“It became clear throughout the trial that this was an unusual injury and there were competing theories about when during the ride [Gray] sustained this fatal injury and what was interesting at some point the judge said he did not find beyond a reasonable doubt that Lt. Rice had caused the injury,” Prof. David Jaros of the University of Baltimore Law School tells WJZ.
“I think what you are seeing is the result of a rushed investigation,” Attorney Warren Brown says. “You’re witnessing the results of a rush to prosecution.”
“If the state had done a thorough investigation in this case and made an intellectually honest decision I think they would have concluded that we don’t know what happened in the back of that van,” he went on to say.
“I don’t think anyone was surprised by the outcome–these were aggressive charges when they were first announced,” says Levy. “We saw nothing in any of the trials leading up to this that would compel a finding that these officers had committed criminal acts.”
Baltimore Fraternal Order of Police president Gene Ryan called on City State’s Attorney Marilyn Mosby to stop the prosecution against the three remaining officers.
“We of course are very pleased that Judge Williams has found Lt. Rice to be not guilty of all charges,” said Ryan. “As anticipated the facts have spoken for themselves, Lt. Rice’s actions were found to be reasonable based upon the situation he and the other officers faced. We again strongly urged Mrs. Mosby to stop her malicious prosecution against the remaining three officers. Based upon the evidence in previous trials we are certain the remaining three officers will also be found not guilty.”
Prosecutors said Rice, who is white, was most responsible of the six officers charged for following police procedures to fasten a prisoner in a seat belt, citing his 18 years of experience on the force.
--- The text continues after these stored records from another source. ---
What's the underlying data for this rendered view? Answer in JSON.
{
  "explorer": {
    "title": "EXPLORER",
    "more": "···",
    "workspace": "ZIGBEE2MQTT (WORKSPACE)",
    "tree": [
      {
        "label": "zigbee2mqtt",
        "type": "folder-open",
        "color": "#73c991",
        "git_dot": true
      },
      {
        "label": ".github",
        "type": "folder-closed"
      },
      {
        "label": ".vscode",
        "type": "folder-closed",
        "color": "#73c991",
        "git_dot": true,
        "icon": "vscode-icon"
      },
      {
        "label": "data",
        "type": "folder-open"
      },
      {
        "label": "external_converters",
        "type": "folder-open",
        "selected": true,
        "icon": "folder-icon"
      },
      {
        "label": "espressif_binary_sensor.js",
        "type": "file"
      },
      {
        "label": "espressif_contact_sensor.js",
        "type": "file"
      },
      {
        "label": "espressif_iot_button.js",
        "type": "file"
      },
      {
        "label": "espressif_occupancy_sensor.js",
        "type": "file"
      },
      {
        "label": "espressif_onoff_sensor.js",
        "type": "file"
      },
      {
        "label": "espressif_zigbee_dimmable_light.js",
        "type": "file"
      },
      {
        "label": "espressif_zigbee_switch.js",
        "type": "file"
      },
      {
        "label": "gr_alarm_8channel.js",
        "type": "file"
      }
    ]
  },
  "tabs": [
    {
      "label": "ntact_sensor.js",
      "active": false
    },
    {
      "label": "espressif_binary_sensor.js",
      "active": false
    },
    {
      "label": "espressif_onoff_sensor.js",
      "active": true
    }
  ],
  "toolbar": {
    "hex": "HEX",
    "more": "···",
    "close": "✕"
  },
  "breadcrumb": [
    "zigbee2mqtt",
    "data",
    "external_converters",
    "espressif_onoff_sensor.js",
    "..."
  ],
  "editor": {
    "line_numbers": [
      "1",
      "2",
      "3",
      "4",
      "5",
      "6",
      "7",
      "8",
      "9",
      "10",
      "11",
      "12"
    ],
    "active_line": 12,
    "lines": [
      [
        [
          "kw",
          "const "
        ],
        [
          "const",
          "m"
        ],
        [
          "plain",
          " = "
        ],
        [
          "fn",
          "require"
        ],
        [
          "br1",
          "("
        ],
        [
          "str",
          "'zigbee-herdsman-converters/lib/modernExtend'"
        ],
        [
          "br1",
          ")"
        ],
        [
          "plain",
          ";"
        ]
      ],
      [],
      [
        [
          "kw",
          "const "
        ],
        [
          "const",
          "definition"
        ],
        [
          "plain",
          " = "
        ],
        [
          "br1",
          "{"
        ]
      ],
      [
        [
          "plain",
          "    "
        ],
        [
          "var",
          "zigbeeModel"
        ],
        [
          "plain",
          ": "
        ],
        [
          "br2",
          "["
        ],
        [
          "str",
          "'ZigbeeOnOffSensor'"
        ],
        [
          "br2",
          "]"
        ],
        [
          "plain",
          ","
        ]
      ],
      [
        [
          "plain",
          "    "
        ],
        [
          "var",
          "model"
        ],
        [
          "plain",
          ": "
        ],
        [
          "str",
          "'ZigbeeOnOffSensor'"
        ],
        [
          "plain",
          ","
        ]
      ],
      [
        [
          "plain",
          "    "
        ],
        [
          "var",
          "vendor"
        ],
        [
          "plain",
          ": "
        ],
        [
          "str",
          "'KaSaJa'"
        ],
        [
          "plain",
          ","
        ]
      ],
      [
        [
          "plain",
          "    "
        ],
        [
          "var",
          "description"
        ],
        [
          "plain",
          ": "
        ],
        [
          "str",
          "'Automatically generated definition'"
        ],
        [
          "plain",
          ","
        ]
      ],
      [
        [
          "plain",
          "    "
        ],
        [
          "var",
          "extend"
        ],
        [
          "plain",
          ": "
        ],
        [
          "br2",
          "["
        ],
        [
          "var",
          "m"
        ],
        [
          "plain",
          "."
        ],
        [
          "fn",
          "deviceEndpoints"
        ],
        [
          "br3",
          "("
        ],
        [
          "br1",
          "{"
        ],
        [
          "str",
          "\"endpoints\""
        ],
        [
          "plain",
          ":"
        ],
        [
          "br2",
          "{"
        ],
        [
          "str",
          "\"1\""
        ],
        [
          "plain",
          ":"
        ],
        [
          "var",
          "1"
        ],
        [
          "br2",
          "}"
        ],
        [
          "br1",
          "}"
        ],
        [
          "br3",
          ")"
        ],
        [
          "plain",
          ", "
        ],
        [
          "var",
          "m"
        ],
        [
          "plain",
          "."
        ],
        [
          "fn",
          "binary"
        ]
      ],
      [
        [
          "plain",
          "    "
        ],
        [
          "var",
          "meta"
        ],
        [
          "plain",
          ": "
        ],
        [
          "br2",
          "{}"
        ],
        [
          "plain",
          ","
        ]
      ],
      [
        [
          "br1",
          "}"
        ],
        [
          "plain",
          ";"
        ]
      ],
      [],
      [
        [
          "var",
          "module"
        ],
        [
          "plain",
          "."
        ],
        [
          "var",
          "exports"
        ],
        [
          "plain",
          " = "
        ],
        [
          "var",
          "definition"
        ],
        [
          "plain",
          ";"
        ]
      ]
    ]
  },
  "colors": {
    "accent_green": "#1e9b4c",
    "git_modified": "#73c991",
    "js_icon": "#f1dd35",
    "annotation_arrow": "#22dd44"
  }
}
Michael Belsky, Rice’s attorney, said officers could use discretion if they believe their safety is at risk. He said officers had concerns, because Gray was not cooperative and they weren’t sure what onlookers would do if extra time was taken to fasten Gray in the van.